Likud Knesset member Anat Berko ruffled a few feathers and raised a few brows at the plenum on Wednesday when she called into question the veracity of the Palestinian claim to regional territory, by citing the absence of the “P” sound in the Arabic alphabet.

“As we’ve noted, the letter ‘P’ doesn’t even exist in Arabic, so the borrowed term (Palestine) is worth looking into,” Berko said from the podium during a discussion called by opposition parties on the status of the two-state solution. The lawmaker began to add that Israel did not deny the existence of “a Palestinian entity” alongside the Jewish state, and wished for peace with it, when a hubbub broke out among left-wing MKs.
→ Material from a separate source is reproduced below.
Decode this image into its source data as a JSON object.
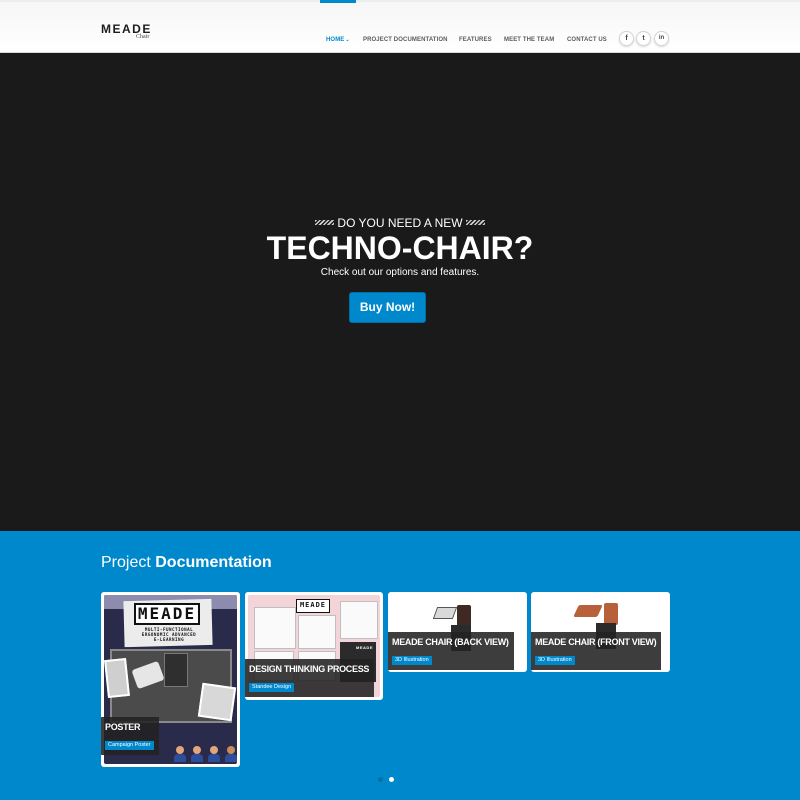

“Did you hear that?” Meretz MK Tamar Zandberg cried out in astonishment, repeating Berko’s statements to her fellow lawmakers.

“Yes,” Berko answered her. “There’s no ‘P’.” She added in exaggerated pronunciation for emphasis: “‘Pah, pah, pah,’ there’s no ‘Pah.’ There’s ‘Fah.'”

MK Tamar Zandberg seen in the Israeli parliament on October 19, 2015. Photo by Miriam Alster/Flash90.

MK Tamar Zandberg seen in the Israeli parliament on October 19, 2015. (Flash90)

Zandberg shot back incredulously: “Are you an imbecile?”

As further voices of dissent were raised around her, Berko replied: “Those are the facts, I’ll send them to you. It’s fine.”

Several Arab lawmakers then left the hall in anger, while Zandberg laughed incredulously at Berko’s words.

Arabic indeed does not have an equivalent to the letter “P.” The “F” sound is denoted by the letter “Fa,” and “Palestine” is pronounced “Fah-lah-steen.”

While the absence of the letter “P” in the Arabic alphabet has been used as an occasional point of ridicule by those who oppose Palestinian self-determination, it is not generally considered a serious political argument.